Is it technically our fault that Jesus suffered as He did and we suffer as we do, yes, it is.  But that doesn’t mean I have to enjoy it or intentionally choose to torture myself with suffering. Bad doesn’t have to be the in and out and up and down of my life.  So how can we see God’s goodness through something as difficult as a crucifixion?

We may not see it in the crucifixion, but we do see it in the hope that is presented through Easter Sunday and the Resurrection.  Many people have questioned as to why the cross has become the recognizable symbol for the church rather than one that’s more in line with a positive message.  One reason is that the cross certainly is a recognizable icon while something that represents the tomb would look more like a piece of jewelry or just a rock.  The cross is also a beginning, it’s the beginning of hope for everyone who believes, but that hope is only fulfilled by the resurrection.  In a way the cross is a reminder of how life is, that it’s not all sunshine and rainbows, but that we need the rain and rest times too.

So as we begin Maundy Thursday and head into Good Friday, if you’re dealing with some dark nights here as Jesus was so many years ago, I encourage you to keep pushing through, God doesn’t give up on His people and does have an amazing hope and future planned for you.

Reality Reflection: Passover People

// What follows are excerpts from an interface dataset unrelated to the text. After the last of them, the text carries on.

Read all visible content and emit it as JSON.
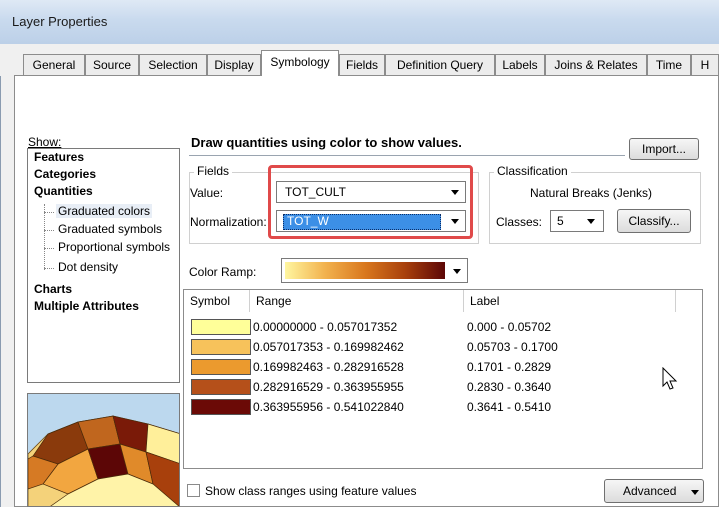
{
  "window": {
    "title": "Layer Properties"
  },
  "tabs": [
    {
      "label": "General"
    },
    {
      "label": "Source"
    },
    {
      "label": "Selection"
    },
    {
      "label": "Display"
    },
    {
      "label": "Symbology"
    },
    {
      "label": "Fields"
    },
    {
      "label": "Definition Query"
    },
    {
      "label": "Labels"
    },
    {
      "label": "Joins & Relates"
    },
    {
      "label": "Time"
    },
    {
      "label": "H"
    }
  ],
  "active_tab": "Symbology",
  "show": {
    "label": "Show:",
    "items": [
      {
        "label": "Features"
      },
      {
        "label": "Categories"
      },
      {
        "label": "Quantities"
      },
      {
        "label": "Graduated colors"
      },
      {
        "label": "Graduated symbols"
      },
      {
        "label": "Proportional symbols"
      },
      {
        "label": "Dot density"
      },
      {
        "label": "Charts"
      },
      {
        "label": "Multiple Attributes"
      }
    ],
    "selected": "Graduated colors"
  },
  "header": {
    "description": "Draw quantities using color to show values.",
    "import_label": "Import..."
  },
  "fields": {
    "group_label": "Fields",
    "value_label": "Value:",
    "value": "TOT_CULT",
    "normalization_label": "Normalization:",
    "normalization": "TOT_W"
  },
  "classification": {
    "group_label": "Classification",
    "method": "Natural Breaks (Jenks)",
    "classes_label": "Classes:",
    "classes": "5",
    "classify_label": "Classify..."
  },
  "color_ramp": {
    "label": "Color Ramp:",
    "colors": [
      "#fff6a0",
      "#f2b24e",
      "#d9781e",
      "#a8400c",
      "#5c0606"
    ]
  },
  "table": {
    "headers": {
      "symbol": "Symbol",
      "range": "Range",
      "label": "Label"
    },
    "rows": [
      {
        "color": "#ffff99",
        "range": "0.00000000 - 0.057017352",
        "label": "0.000 - 0.05702"
      },
      {
        "color": "#f7c25b",
        "range": "0.057017353 - 0.169982462",
        "label": "0.05703 - 0.1700"
      },
      {
        "color": "#eb9a2e",
        "range": "0.169982463 - 0.282916528",
        "label": "0.1701 - 0.2829"
      },
      {
        "color": "#b5501a",
        "range": "0.282916529 - 0.363955955",
        "label": "0.2830 - 0.3640"
      },
      {
        "color": "#6b0a06",
        "range": "0.363955956 - 0.541022840",
        "label": "0.3641 - 0.5410"
      }
    ]
  },
  "footer": {
    "show_ranges_label": "Show class ranges using feature values",
    "advanced_label": "Advanced"
  },
  "colors": {
    "highlight": "#e04a4a",
    "selection": "#3c8fe6"
  }
}
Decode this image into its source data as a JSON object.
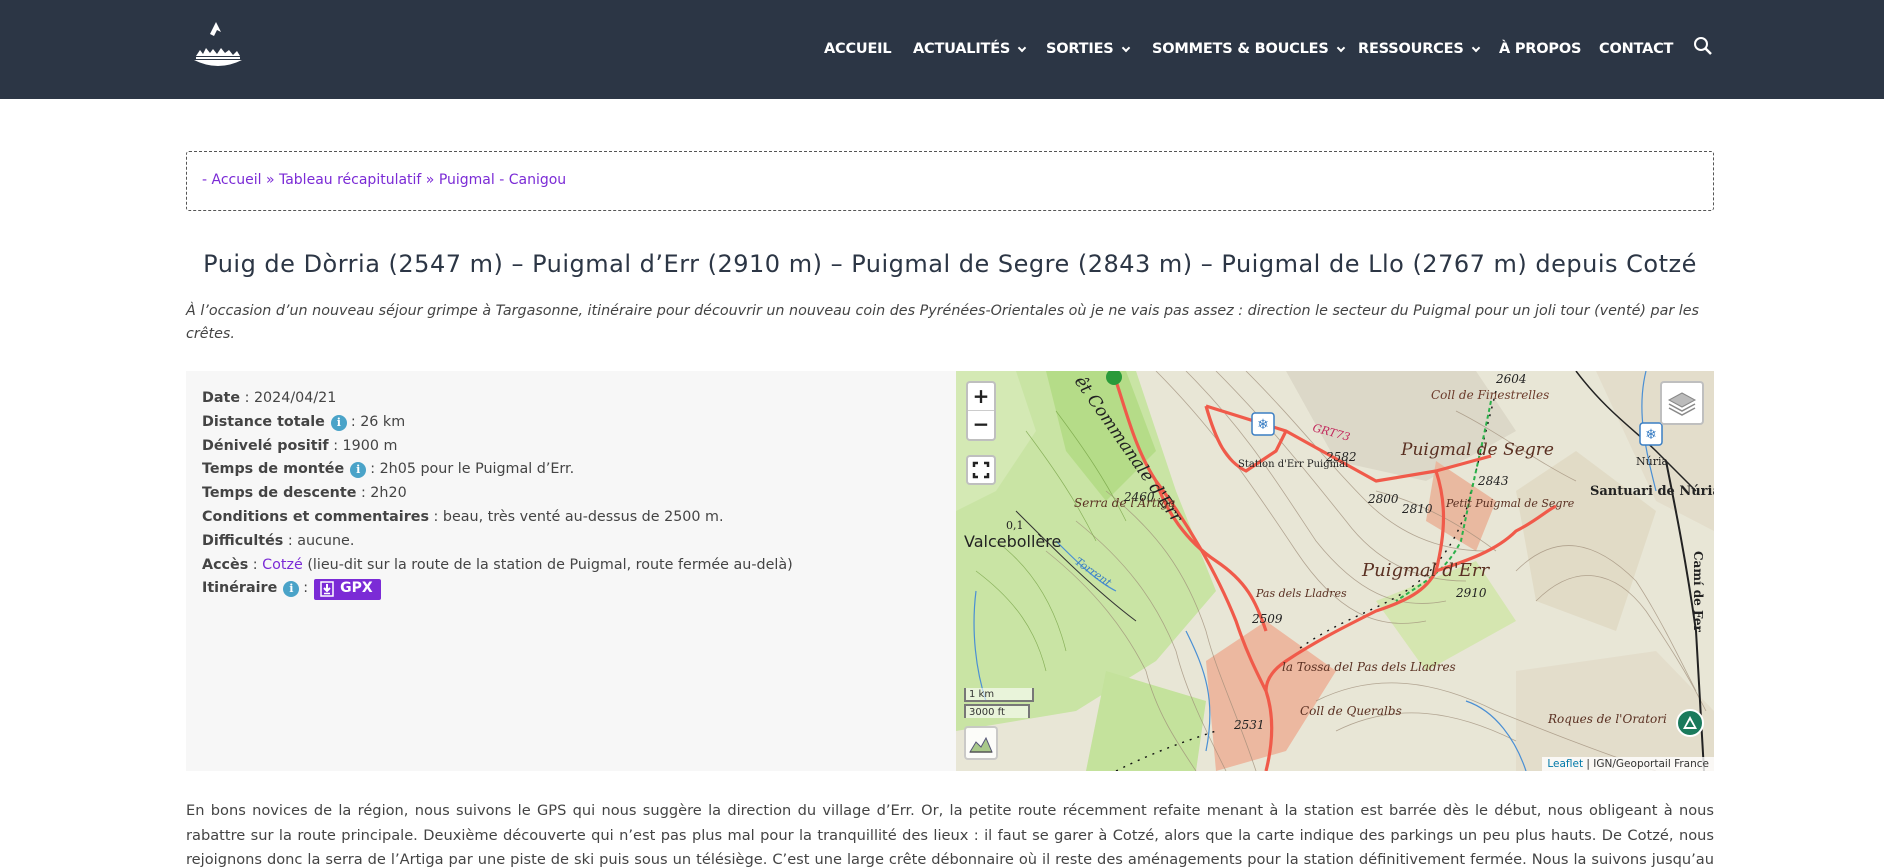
{
  "header": {
    "nav": [
      {
        "label": "ACCUEIL",
        "dropdown": false
      },
      {
        "label": "ACTUALITÉS",
        "dropdown": true
      },
      {
        "label": "SORTIES",
        "dropdown": true
      },
      {
        "label": "SOMMETS & BOUCLES",
        "dropdown": true
      },
      {
        "label": "RESSOURCES",
        "dropdown": true
      },
      {
        "label": "À PROPOS",
        "dropdown": false
      },
      {
        "label": "CONTACT",
        "dropdown": false
      }
    ],
    "search_icon": "search-icon",
    "bg_color": "#2c3645"
  },
  "breadcrumb": {
    "prefix": "- ",
    "items": [
      "Accueil",
      "Tableau récapitulatif",
      "Puigmal - Canigou"
    ],
    "separator": " » "
  },
  "page": {
    "title": "Puig de Dòrria (2547 m) – Puigmal d’Err (2910 m) – Puigmal de Segre (2843 m) – Puigmal de Llo (2767 m) depuis Cotzé",
    "intro": "À l’occasion d’un nouveau séjour grimpe à Targasonne, itinéraire pour découvrir un nouveau coin des Pyrénées-Orientales où je ne vais pas assez : direction le secteur du Puigmal pour un joli tour (venté) par les crêtes."
  },
  "info": {
    "date_label": "Date",
    "date_value": " : 2024/04/21",
    "distance_label": "Distance totale",
    "distance_value": ": 26 km",
    "denivele_label": "Dénivelé positif",
    "denivele_value": " : 1900 m",
    "montee_label": "Temps de montée",
    "montee_value": ": 2h05 pour le Puigmal d’Err.",
    "descente_label": "Temps de descente",
    "descente_value": " : 2h20",
    "conditions_label": "Conditions et commentaires",
    "conditions_value": " : beau, très venté au-dessus de 2500 m.",
    "difficultes_label": "Difficultés",
    "difficultes_value": " : aucune.",
    "acces_label": "Accès",
    "acces_sep": " : ",
    "acces_link": "Cotzé",
    "acces_value": " (lieu-dit sur la route de la station de Puigmal, route fermée au-delà)",
    "itineraire_label": "Itinéraire",
    "itineraire_sep": " :",
    "gpx_label": "GPX",
    "accent_color": "#7b2bd6"
  },
  "map": {
    "zoom_in": "+",
    "zoom_out": "−",
    "scale_km": "1 km",
    "scale_ft": "3000 ft",
    "attribution_leaflet": "Leaflet",
    "attribution_sep": " | ",
    "attribution_ign": "IGN/Geoportail France",
    "labels": {
      "commanale": "êt Commanale d'Err",
      "coll_finestrelles": "Coll de Finestrelles",
      "gr": "GRT73",
      "station": "Station d'Err Puigmal",
      "v2582": "2582",
      "puigmal_segre": "Puigmal de Segre",
      "v2604": "2604",
      "nuria": "Núria",
      "santuari": "Santuari de Núria",
      "v2843": "2843",
      "v2800": "2800",
      "v2810": "2810",
      "petit": "Petit Puigmal de Segre",
      "serra": "Serra de l'Artiga",
      "v2460": "2460",
      "v01": "0,1",
      "valcebollere": "Valcebollère",
      "puigmal_err": "Puigmal d'Err",
      "v2910": "2910",
      "pas_lladres": "Pas dels Lladres",
      "v2509": "2509",
      "tossa": "la Tossa del Pas dels Lladres",
      "coll_queralbs": "Coll de Queralbs",
      "v2531": "2531",
      "roques": "Roques de l'Oratori",
      "cami": "Camí de Fer",
      "torrent": "Torrent"
    }
  },
  "body_text": "En bons novices de la région, nous suivons le GPS qui nous suggère la direction du village d’Err. Or, la petite route récemment refaite menant à la station est barrée dès le début, nous obligeant à nous rabattre sur la route principale. Deuxième découverte qui n’est pas plus mal pour la tranquillité des lieux : il faut se garer à Cotzé, alors que la carte indique des parkings un peu plus hauts. De Cotzé, nous rejoignons donc la serra de l’Artiga par une piste de ski puis sous un télésiège. C’est une large crête débonnaire où il reste des aménagements pour la station définitivement fermée. Nous la suivons jusqu’au pic de"
}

This coming week as some are readying for the celebration of Easter, others are celebrating the holiday of Passover.  Originally Passover was a celebration of freedom from slavery in Egypt for the Israelites, for many years after that it was also a spring celebration of the “first fruits of the barley” which was the first growth of the new growing season (you can read about the origin of Passover here).  Both of these are big reasons for celebration, let’s talk a bit about each.

Passover is important to anyone who has religious connections to the Israelites.  While Christians don’t typically celebrate it and it’s usually celebrated by Jewish people, it’s something that is important to both groups because it’s one of the formative stories of faith. It’s the start of an important journey of freedom, unity, faith and individuality for the Israelites.  It also began many traditions that are still in practice today as part of the present-day Passover celebration.  But Passover is about more than just eating Matzo, participating in the Seder and other present-day practices, the focus should be on the freedom that was so important and gained through this event so many years ago.  If that first Passover hadn’t happened, as tragic as it was for some people, our world today would look very different.  Yes, the Israelites were in slavery for a reason God planned, and He rescued them for other reasons.  But like any other rescue, it’s important to take the gift that was handed to them (and down through the centuries to us) and not only honor God with our lives, but live the lives that we’re able to live because we’ve been given that freedom.

The First Fruits aspect of the Passover celebration is another important part of this story, because it’s a reminder to thank God for the ways He continues to provide for us.  In this modern age we just go to the grocery store and find food, and even if we can’t find fresh there’s usually frozen that’s almost just as good. But for many people in the early days of Passover and for many people around the world they’re completely dependent on having good growth and being able to feed their families.  Even if the rest of us wouldn’t notice initially, eventually our food supply at the stores would run low as well.  We could survive without many things we take for granted today, but we’re still just as dependent on food and water as the Israelites were back then.

This week whether you’re Jewish or not I encourage you to take time to be thankful for the freedom and food you have.  Many people have sacrificed in one way or another to bring us to this point and  mother nature has continued to provide for us even if we haven’t taken such good care of her.  And if you find an opportunity to share a little blessing with someone else this week I would encourage you to do that as well.